As Don Juan cautioned Castaneda throughout the Art of Dreaming, “Regard dreaming as something extremely dangerous!” He maintained that dreaming was an energy-creating condition in which the dreamer could be lost without trained focus and attention. 

References:

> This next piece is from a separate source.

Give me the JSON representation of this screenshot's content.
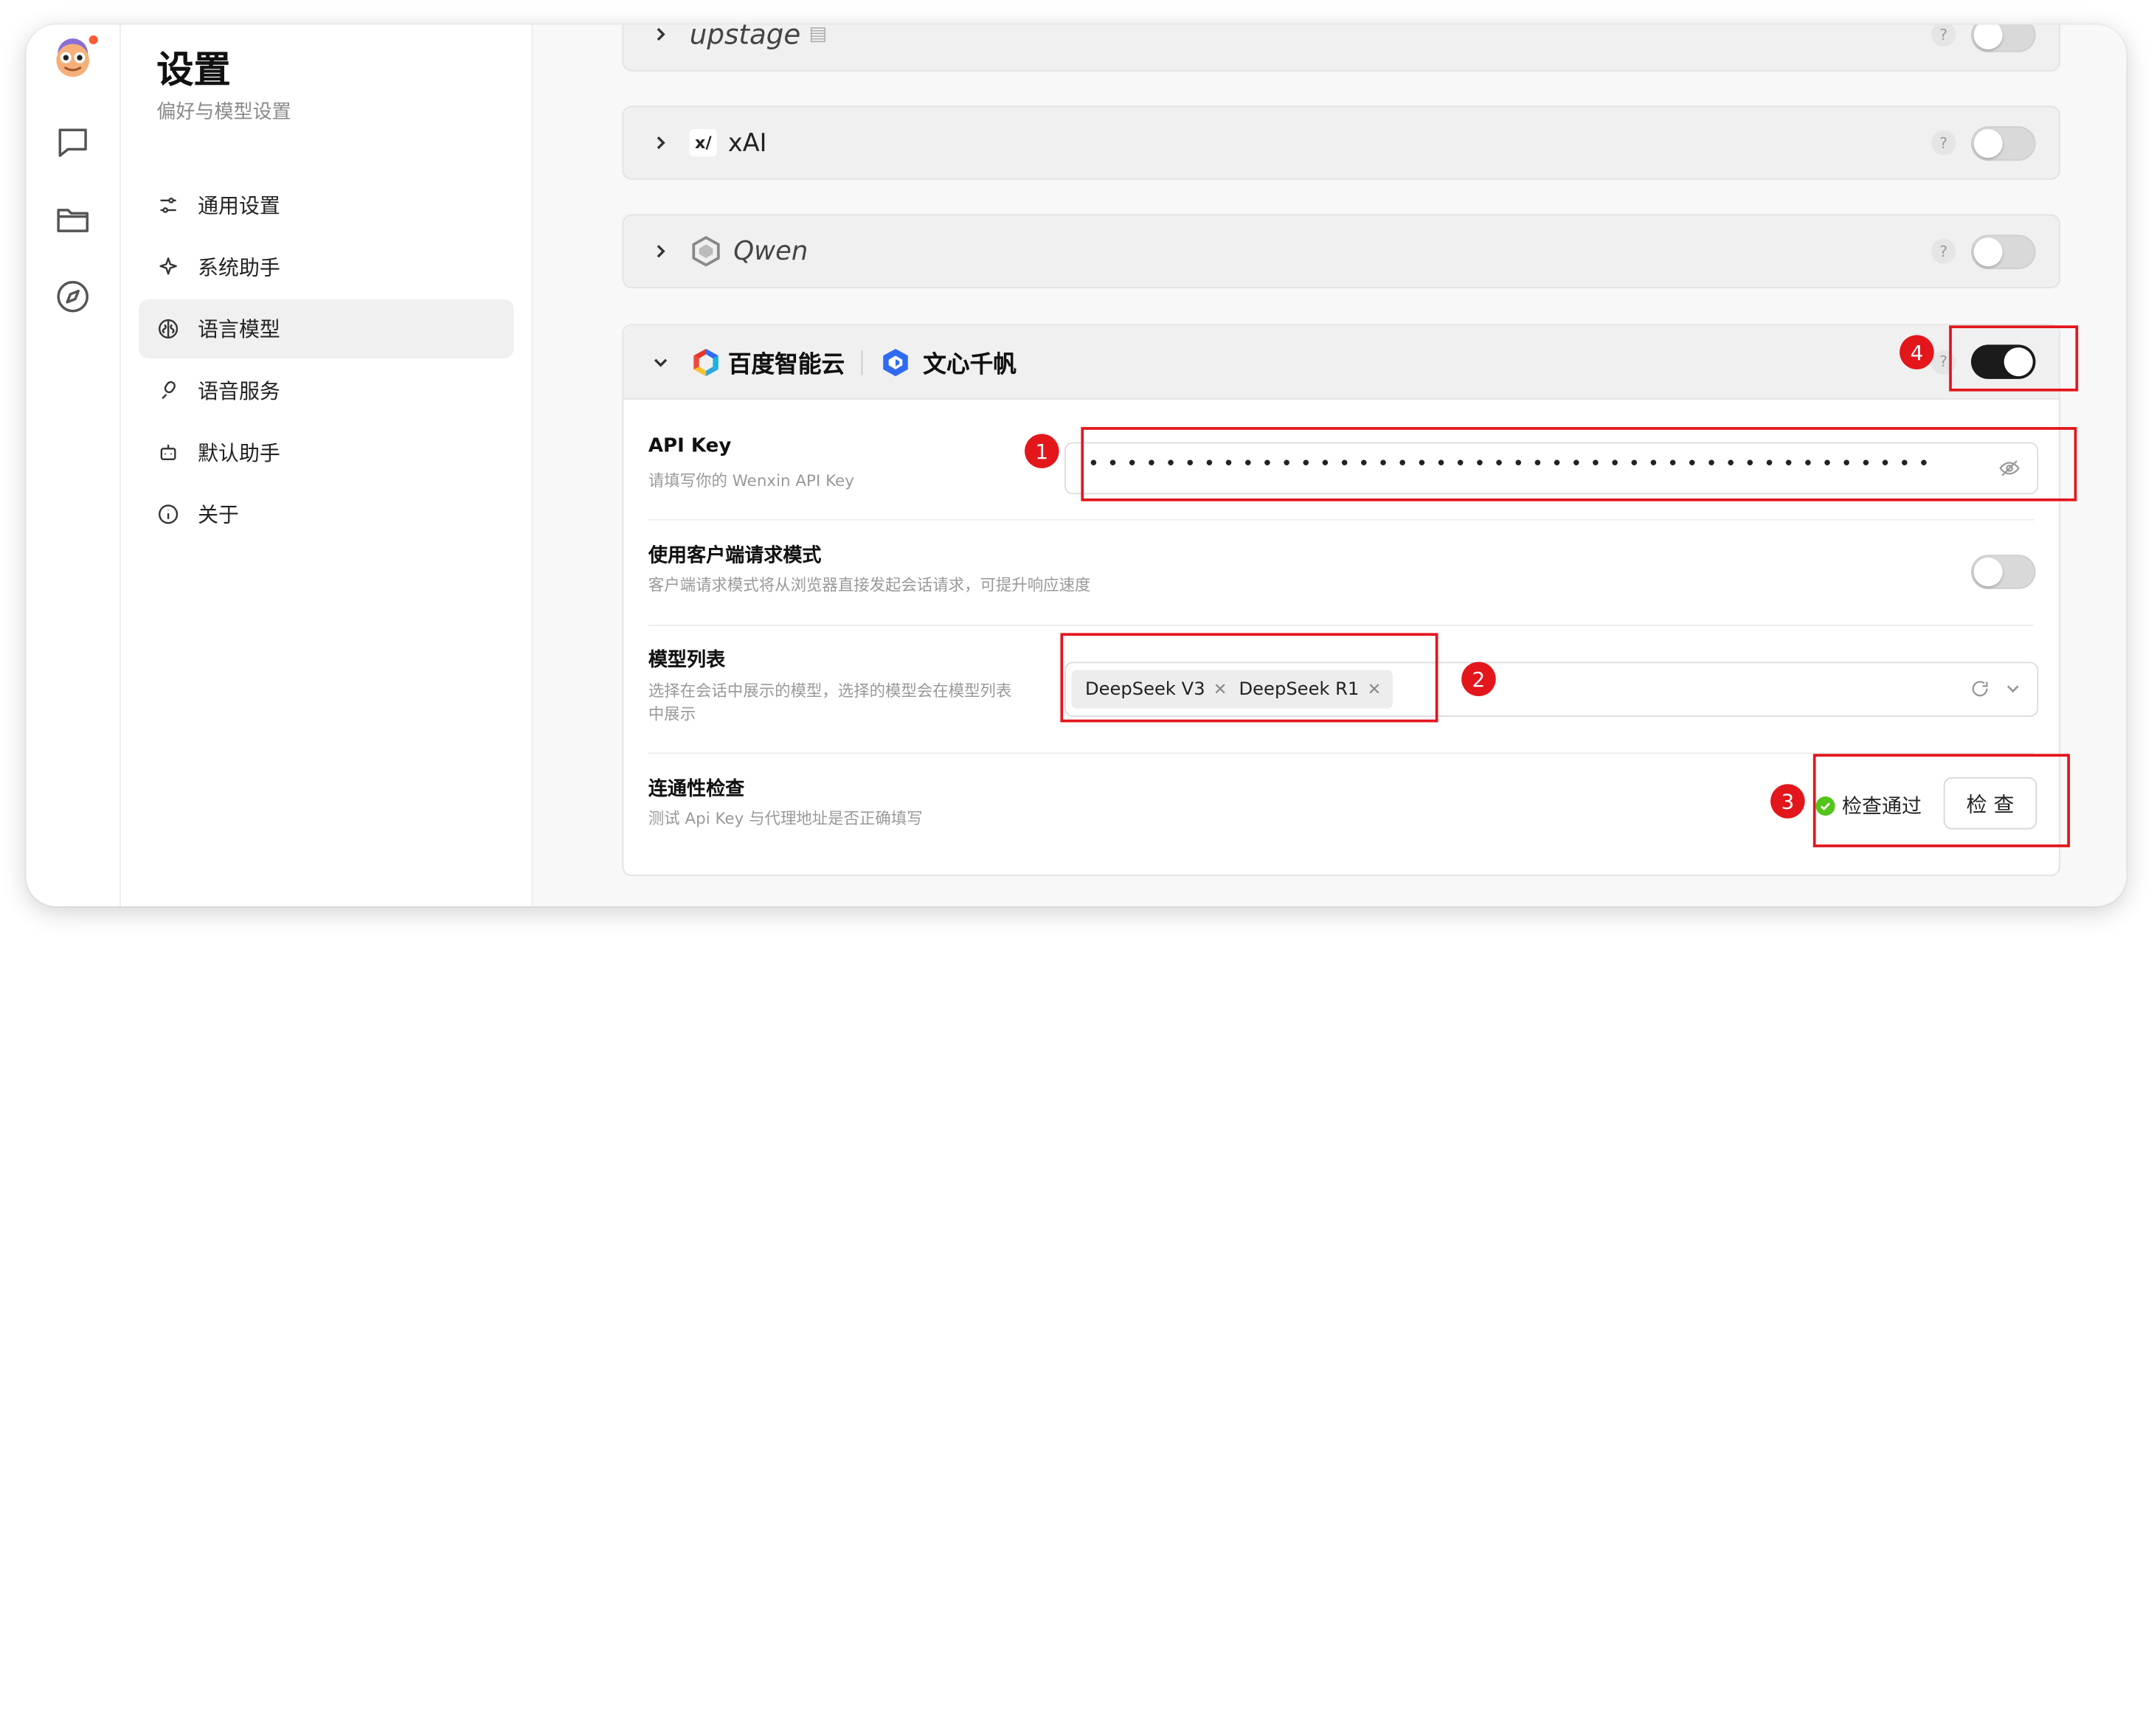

  1. Why Dreams Are So Difficult To Remember: Precise Communication Discovered Across Brain Areas During Sleep, Science Daily, from material sourced at California Institute of Technology, 9 March 2009,  http://www.sciencedaily.com/releases/2009/02/090225132249.htm
  2. Castaneda, C, The Art of Dreaming, Harper Collins, 1993.
  3. Castaneda, C, Journey to Ixtlan, Washington Square Press, 1991.
  4. Bright, B, Working with Dreams: Depth Psychology Techniques of Carl Gustav Jung and James Hillman, Depth Insights, 19 April 2013 http://www.depthinsights.com/blog/working-with-dreams-depth-psychology-techniques-of-carl-gustav-jung-and-james-hillman/#sthash.PERVfSGp.dpuf
  5. Halpern J, Cohen M, Kennedy G, Reece J, Cahan C, Baharav A, “Yoga for improving sleep quality and quality of life for older adults,” Alternative Therapies In Health And Medicine, 2014 May-Jun;20(3):37-46. http://www.ncbi.nlm.nih.gov/pubmed/24755569
  6. Laberge, S, “Lucid Dreaming: Psychophysiological Studies of Consciousness during REM Sleep”, In Bootzen, R.R., Kihlstrom, J.F. & Schacter, D.L., (Eds.) Sleep and Cognition. Washington, D.C.: American Psychological Association, 1990 (pp. 109-126) http://www.lucidity.com/SleepAndCognition.html
  7. Waggoner, R, Lucid Dreaming: Gateway to the Inner Self, Moment Point Press, 2009. 

 

 

 


Leave a comment


Please note, comments must be approved before they are published